There, the court observed,

Clearly, Mr. Nave’s working for such a company as a “bookkeeper” or as a “mere janitor” would not be an infringement of his contractual restriction, since by so doing he would not be “ * * * engag(ing), assist(ing) or hav(ing) any active interest in any (such) business. * * * ”

Id. at 623 n.2.

While these cases involve the first uses of a “janitor” as the test case job, they are not the first instances in which the concept behind the “janitor rule” has been used.

For example in a 1963 case Georgia Supreme Court case, Dixie Bearings, Inc. v. Walker, 133 S.E.2d 338 (1963), the court rejected a covenant that prohibited the employee “from engaging as an owner, partner, or otherwise or becoming associated as an officer, employee, agent or otherwise in any business competitive with the plaintiff . . . .” Id. at 341 (emphasis in original). The court based its decision on the fact that “[u]nder these provisions the defendant would be prevented from accepting employment as a truck driver, nightwatchman or any other position which might be totally unrelated to trade secrets or sales to customers.” Id.

Interestingly, in a 1969 case in the United States Court of Appeals for the 5th Circuit, Water Services, Inc. v. Tesco Chemicals, Inc., 410 F.2d 163 (1969), the court reviewed Dixie Bearings, but applied the reasoning of a later Georgia case (Baxley v. Black, 162 S.E.2d 389 (1968)) to reverse District Court’s finding in Walter Services that the restriction was “invalid and unenforceable on the ground that the provision was ‘unreasonably indefinite’ as to ‘the nature, kind and character of the activities prohibited by the contract’ [because it] ‘contemplates’ . . . ‘any activity for any competitor whether it relates to the functions and duties of the original employment or not, whether as a truck-driver, bookkeeper, custodian or as an executive or salesman’.” Id. at 167.

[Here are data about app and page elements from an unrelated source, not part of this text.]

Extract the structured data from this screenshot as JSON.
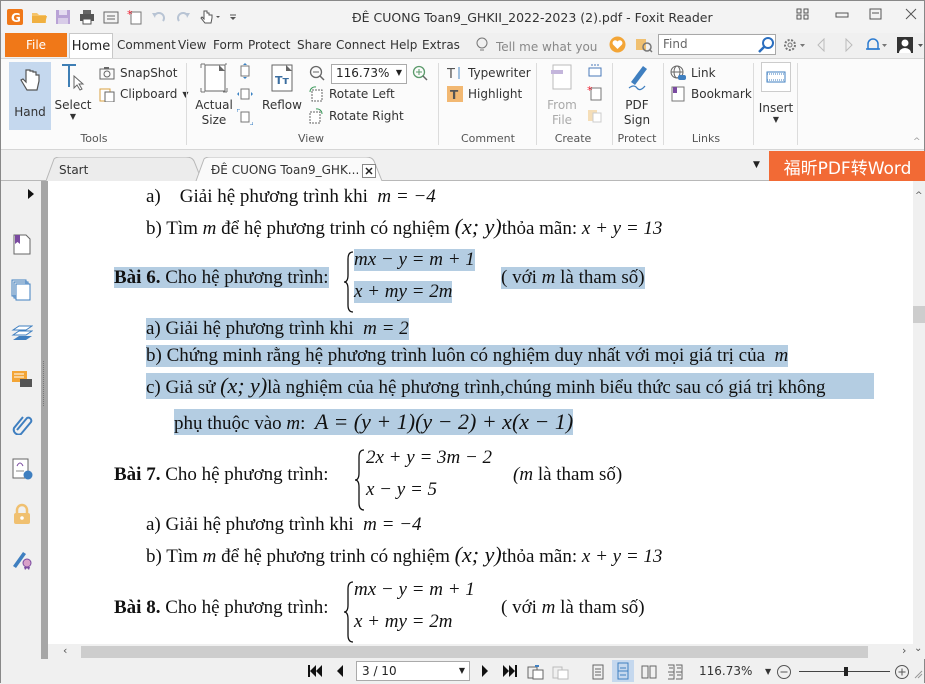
{
  "window": {
    "title": "ĐÊ CUONG Toan9_GHKII_2022-2023  (2).pdf - Foxit Reader"
  },
  "quick_access": [
    "foxit-logo-icon",
    "open-folder-icon",
    "save-icon",
    "print-icon",
    "scan-icon",
    "new-icon",
    "undo-icon",
    "redo-icon",
    "hand-tool-icon",
    "customize-icon"
  ],
  "menu": {
    "file": "File",
    "tabs": [
      "Home",
      "Comment",
      "View",
      "Form",
      "Protect",
      "Share",
      "Connect",
      "Help",
      "Extras"
    ],
    "active_tab": "Home",
    "tell_me_placeholder": "Tell me what you w",
    "find_placeholder": "Find"
  },
  "ribbon": {
    "tools": {
      "label": "Tools",
      "hand": "Hand",
      "select": "Select",
      "snapshot": "SnapShot",
      "clipboard": "Clipboard"
    },
    "view": {
      "label": "View",
      "actual_size": "Actual Size",
      "actual_size_line1": "Actual",
      "actual_size_line2": "Size",
      "reflow": "Reflow",
      "zoom_value": "116.73%",
      "rotate_left": "Rotate Left",
      "rotate_right": "Rotate Right"
    },
    "comment": {
      "label": "Comment",
      "typewriter": "Typewriter",
      "highlight": "Highlight"
    },
    "create": {
      "label": "Create",
      "from_file_line1": "From",
      "from_file_line2": "File"
    },
    "protect": {
      "label": "Protect",
      "pdf_sign_line1": "PDF",
      "pdf_sign_line2": "Sign"
    },
    "links": {
      "label": "Links",
      "link": "Link",
      "bookmark": "Bookmark"
    },
    "insert": {
      "label": "Insert"
    }
  },
  "doc_tabs": {
    "start": "Start",
    "current": "ĐÊ CUONG Toan9_GHK...",
    "convert_button": "福昕PDF转Word"
  },
  "left_panel": [
    "bookmark-panel-icon",
    "pages-panel-icon",
    "layers-panel-icon",
    "comments-panel-icon",
    "attachments-panel-icon",
    "signature-panel-icon",
    "security-panel-icon",
    "digital-sign-panel-icon"
  ],
  "document": {
    "lines": {
      "l1_label": "a)",
      "l1_text": "Giải hệ phương trình khi",
      "l1_math": "m = −4",
      "l2_text": "b) Tìm",
      "l2_m": "m",
      "l2_text2": "để hệ phương trinh có nghiệm",
      "l2_math": "(x; y)",
      "l2_text3": "thỏa mãn:",
      "l2_math2": "x + y = 13",
      "bai6_title": "Bài 6.",
      "bai6_text": "Cho hệ phương trình:",
      "bai6_eq1": "mx − y = m + 1",
      "bai6_eq2": "x + my = 2m",
      "bai6_note": "( với",
      "bai6_note_m": "m",
      "bai6_note2": "là tham số)",
      "b6a_text": "a)  Giải hệ phương trình khi",
      "b6a_math": "m = 2",
      "b6b_text": "b)  Chứng minh rằng hệ phương trình luôn có nghiệm duy nhất với mọi giá trị của",
      "b6b_math": "m",
      "b6c_text1": "c)  Giả sử",
      "b6c_math": "(x; y)",
      "b6c_text2": "là nghiệm của hệ phương trình,chúng minh biểu thức sau có giá trị không",
      "b6c2_text": "phụ thuộc vào",
      "b6c2_m": "m",
      "b6c2_colon": ":",
      "b6c2_math": "A = (y + 1)(y − 2) + x(x − 1)",
      "bai7_title": "Bài 7.",
      "bai7_text": "Cho hệ phương trình:",
      "bai7_eq1": "2x + y = 3m − 2",
      "bai7_eq2": "x − y = 5",
      "bai7_note_m": "(m",
      "bai7_note": "là tham số)",
      "b7a_text": "a) Giải hệ phương trình khi",
      "b7a_math": "m = −4",
      "b7b_text": "b) Tìm",
      "b7b_m": "m",
      "b7b_text2": "để hệ phương trinh có nghiệm",
      "b7b_math": "(x; y)",
      "b7b_text3": "thỏa mãn:",
      "b7b_math2": "x + y = 13",
      "bai8_title": "Bài 8.",
      "bai8_text": "Cho hệ phương trình:",
      "bai8_eq1": "mx − y = m + 1",
      "bai8_eq2": "x + my = 2m",
      "bai8_note": "( với",
      "bai8_note_m": "m",
      "bai8_note2": "là tham số)"
    }
  },
  "status": {
    "page_display": "3 / 10",
    "current_page": 3,
    "total_pages": 10,
    "zoom": "116.73%",
    "zoom_slider_fraction": 0.52
  },
  "colors": {
    "file_tab": "#f07818",
    "convert_button": "#f26a35",
    "selection_highlight": "#b4cde2",
    "active_tool": "#c5d8ee"
  }
}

Origins of the “janitor rule” aside and how a court is to handle overly broad restrictions (i.e., through application of the red pencil rule, blue pencil rule, or reformation), these cases reflect the simple principle that the prohibited type of work is to be narrowly drawn (even if left to the court to figure out) to align with the protection of the legitimate business interests.

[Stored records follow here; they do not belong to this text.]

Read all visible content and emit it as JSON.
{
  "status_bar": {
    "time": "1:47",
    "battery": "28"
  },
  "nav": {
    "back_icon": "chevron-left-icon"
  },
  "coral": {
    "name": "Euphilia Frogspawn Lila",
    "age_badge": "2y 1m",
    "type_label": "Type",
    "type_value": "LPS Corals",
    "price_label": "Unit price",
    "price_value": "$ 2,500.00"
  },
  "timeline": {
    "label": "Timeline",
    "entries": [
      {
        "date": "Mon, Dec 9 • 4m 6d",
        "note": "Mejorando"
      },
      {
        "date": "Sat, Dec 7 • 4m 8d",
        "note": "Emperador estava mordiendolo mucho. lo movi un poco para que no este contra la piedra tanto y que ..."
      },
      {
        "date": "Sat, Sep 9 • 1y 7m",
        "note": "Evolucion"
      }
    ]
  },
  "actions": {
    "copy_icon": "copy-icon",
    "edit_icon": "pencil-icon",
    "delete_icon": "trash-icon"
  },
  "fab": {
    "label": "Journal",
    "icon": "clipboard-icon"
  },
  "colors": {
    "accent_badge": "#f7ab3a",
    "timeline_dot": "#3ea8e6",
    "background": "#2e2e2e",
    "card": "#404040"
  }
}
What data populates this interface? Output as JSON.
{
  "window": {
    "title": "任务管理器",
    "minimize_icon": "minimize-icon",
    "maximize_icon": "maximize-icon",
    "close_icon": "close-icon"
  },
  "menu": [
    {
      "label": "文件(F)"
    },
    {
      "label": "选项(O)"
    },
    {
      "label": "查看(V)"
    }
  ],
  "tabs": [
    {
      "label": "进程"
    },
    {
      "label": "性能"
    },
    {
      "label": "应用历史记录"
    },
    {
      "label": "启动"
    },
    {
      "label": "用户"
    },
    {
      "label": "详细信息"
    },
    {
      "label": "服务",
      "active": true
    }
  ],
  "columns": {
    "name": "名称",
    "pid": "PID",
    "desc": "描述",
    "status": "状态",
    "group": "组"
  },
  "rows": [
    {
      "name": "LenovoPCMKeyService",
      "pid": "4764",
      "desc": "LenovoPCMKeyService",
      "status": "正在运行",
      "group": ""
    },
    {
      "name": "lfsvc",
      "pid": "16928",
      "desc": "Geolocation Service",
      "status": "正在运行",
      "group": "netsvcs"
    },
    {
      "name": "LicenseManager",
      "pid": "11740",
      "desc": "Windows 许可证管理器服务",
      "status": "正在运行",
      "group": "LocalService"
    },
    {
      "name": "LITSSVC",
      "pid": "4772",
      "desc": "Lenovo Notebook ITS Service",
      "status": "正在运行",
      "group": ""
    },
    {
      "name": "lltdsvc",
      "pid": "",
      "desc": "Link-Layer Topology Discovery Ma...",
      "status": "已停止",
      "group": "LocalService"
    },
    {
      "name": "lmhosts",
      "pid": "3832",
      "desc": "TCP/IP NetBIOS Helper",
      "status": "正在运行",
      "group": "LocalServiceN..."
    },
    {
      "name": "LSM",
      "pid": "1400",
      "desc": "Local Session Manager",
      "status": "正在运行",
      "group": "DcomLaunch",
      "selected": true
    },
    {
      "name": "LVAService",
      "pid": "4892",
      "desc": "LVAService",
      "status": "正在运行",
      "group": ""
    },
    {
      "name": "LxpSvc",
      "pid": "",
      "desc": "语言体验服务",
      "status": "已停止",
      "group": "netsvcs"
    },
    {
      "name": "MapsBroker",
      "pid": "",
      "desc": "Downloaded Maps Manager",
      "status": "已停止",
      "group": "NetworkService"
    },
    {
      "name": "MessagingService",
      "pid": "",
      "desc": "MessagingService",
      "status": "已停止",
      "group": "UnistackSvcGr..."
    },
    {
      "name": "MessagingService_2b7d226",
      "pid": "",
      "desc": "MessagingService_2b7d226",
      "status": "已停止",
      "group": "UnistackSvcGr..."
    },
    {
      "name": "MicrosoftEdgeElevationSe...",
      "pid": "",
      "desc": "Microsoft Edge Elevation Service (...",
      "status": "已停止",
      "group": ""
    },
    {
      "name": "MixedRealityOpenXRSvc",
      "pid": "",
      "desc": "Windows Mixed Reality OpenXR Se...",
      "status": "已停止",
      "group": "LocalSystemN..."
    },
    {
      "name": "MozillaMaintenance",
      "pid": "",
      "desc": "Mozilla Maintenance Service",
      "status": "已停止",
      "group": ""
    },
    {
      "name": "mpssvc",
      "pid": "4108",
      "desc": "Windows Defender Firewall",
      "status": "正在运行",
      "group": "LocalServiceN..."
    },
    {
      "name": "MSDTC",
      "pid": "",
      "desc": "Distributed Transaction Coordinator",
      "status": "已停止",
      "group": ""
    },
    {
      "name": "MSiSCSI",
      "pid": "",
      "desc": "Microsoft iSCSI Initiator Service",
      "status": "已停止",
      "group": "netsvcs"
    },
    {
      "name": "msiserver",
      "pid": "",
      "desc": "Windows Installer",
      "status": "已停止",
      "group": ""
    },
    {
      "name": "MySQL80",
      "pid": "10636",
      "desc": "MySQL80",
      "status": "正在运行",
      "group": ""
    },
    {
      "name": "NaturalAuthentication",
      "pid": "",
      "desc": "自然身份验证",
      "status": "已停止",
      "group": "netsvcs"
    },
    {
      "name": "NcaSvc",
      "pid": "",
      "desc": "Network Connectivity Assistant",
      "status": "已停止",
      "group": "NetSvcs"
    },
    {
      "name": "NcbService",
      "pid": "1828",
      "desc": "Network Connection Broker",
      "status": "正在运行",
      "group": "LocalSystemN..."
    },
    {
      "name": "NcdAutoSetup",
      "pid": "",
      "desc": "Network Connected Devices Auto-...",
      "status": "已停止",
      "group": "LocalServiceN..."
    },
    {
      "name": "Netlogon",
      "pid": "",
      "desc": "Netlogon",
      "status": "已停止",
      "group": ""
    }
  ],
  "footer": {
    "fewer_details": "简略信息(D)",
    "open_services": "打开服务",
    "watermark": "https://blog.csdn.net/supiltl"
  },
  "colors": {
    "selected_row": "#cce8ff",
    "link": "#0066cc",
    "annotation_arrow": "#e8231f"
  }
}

The key takeaway is that whether drafting restrictive covenants, enforcing them, or defending against them, the parties should all be cognizant of the janitor rule and act and advise accordingly.